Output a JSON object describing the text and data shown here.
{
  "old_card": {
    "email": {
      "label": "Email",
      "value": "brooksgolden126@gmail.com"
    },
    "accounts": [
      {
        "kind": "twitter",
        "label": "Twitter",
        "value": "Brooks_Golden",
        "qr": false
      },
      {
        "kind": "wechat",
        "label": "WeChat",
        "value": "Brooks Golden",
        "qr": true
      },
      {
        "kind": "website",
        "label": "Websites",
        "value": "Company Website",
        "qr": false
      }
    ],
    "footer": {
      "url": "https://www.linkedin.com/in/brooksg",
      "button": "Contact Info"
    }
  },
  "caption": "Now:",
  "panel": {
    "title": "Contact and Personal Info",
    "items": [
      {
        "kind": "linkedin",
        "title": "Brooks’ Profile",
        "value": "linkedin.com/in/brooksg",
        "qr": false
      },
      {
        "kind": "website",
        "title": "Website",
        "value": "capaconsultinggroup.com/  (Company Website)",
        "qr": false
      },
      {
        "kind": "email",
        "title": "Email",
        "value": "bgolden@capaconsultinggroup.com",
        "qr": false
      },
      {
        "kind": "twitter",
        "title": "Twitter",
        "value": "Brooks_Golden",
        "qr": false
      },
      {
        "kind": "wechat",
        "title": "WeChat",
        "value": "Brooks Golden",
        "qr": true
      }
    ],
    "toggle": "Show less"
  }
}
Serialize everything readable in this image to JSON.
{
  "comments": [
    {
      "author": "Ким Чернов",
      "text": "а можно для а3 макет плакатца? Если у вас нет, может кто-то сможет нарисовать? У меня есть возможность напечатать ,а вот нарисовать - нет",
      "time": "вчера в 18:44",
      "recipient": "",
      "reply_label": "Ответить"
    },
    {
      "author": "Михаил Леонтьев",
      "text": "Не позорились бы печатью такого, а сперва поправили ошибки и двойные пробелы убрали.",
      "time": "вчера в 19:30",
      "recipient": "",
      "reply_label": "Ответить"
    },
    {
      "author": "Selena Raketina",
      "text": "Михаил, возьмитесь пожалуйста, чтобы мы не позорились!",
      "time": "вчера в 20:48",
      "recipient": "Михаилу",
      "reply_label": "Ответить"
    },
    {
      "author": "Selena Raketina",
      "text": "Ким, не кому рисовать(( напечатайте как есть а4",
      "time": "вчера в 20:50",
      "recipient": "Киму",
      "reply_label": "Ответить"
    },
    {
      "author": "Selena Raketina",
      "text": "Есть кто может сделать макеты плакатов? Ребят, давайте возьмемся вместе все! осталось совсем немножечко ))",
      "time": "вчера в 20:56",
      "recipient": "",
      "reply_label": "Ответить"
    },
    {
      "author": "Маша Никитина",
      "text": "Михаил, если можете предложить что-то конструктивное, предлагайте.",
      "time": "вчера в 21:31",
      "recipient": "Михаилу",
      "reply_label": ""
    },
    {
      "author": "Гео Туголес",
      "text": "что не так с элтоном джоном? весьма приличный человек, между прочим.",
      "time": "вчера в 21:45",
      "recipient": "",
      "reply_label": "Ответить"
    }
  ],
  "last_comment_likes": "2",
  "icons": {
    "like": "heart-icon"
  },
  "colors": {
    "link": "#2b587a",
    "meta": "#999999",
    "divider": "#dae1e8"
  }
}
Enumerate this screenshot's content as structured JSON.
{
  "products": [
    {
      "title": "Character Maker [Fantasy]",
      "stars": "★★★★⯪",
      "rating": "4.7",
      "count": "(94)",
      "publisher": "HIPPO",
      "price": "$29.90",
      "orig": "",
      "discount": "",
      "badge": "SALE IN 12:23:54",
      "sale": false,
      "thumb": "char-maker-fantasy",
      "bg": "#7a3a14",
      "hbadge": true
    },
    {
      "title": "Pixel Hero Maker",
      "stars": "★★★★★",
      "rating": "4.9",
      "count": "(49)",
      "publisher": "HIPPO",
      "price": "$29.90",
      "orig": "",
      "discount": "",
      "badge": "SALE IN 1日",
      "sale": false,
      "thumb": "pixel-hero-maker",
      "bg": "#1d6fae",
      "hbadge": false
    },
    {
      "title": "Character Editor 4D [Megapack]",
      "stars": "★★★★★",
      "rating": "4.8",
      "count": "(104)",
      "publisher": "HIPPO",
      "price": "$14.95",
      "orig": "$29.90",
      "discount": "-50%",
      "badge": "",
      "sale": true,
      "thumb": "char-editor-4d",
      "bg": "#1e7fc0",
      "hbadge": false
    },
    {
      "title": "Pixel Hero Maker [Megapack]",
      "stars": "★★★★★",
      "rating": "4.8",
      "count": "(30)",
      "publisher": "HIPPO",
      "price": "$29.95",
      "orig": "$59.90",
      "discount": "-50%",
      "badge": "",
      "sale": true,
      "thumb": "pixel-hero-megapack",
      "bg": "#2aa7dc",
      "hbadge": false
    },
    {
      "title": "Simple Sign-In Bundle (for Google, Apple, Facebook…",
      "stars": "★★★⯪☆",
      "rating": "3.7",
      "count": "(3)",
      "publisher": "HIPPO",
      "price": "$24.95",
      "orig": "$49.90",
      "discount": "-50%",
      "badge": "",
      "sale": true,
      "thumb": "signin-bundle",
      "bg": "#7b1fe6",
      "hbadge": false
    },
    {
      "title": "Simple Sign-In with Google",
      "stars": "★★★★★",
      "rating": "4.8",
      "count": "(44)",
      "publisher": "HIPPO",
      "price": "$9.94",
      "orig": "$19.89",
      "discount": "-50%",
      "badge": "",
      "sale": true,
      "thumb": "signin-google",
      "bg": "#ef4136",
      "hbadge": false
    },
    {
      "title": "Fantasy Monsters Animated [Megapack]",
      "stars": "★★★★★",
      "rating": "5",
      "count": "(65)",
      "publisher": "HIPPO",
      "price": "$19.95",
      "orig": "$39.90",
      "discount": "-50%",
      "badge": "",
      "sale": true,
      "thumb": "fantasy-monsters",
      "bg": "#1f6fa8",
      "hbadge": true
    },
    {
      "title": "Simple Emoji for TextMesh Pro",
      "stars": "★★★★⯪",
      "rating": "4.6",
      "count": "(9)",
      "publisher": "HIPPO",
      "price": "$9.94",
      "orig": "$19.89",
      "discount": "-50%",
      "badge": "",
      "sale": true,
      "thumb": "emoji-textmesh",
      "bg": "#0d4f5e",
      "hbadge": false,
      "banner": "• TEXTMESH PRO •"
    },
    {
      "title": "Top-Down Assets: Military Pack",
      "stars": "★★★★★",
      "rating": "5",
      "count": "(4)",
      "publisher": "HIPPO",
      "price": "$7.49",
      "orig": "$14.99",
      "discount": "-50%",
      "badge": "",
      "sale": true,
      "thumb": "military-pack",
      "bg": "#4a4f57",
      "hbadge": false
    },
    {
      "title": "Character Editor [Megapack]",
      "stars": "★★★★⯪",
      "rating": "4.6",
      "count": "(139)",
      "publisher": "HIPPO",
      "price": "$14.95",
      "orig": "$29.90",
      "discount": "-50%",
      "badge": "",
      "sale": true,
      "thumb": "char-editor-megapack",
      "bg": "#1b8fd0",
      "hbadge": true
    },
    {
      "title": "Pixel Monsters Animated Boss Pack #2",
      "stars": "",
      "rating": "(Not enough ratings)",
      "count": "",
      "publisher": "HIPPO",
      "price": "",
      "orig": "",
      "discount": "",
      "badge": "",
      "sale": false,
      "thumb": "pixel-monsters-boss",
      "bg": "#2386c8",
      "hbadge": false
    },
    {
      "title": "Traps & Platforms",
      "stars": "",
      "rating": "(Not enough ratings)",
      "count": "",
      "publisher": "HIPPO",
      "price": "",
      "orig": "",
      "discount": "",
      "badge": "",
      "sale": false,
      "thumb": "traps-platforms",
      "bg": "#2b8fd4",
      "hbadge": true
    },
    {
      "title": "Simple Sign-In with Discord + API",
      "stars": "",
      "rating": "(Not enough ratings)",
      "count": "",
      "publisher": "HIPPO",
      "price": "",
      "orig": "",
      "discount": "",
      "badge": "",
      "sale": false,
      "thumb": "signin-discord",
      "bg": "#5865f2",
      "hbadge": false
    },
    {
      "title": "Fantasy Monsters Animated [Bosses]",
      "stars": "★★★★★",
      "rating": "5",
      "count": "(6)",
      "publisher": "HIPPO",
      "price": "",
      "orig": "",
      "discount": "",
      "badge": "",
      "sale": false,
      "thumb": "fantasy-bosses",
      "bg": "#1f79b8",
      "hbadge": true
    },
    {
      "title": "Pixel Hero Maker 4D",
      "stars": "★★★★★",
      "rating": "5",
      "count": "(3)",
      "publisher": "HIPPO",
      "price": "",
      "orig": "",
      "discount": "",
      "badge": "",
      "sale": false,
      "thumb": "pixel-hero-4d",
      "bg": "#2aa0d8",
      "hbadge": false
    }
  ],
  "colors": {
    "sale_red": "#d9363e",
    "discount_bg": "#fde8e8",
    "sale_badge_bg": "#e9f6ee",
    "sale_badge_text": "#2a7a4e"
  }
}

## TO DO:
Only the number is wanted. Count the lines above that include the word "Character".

## ANSWER FOR THE TASK:
3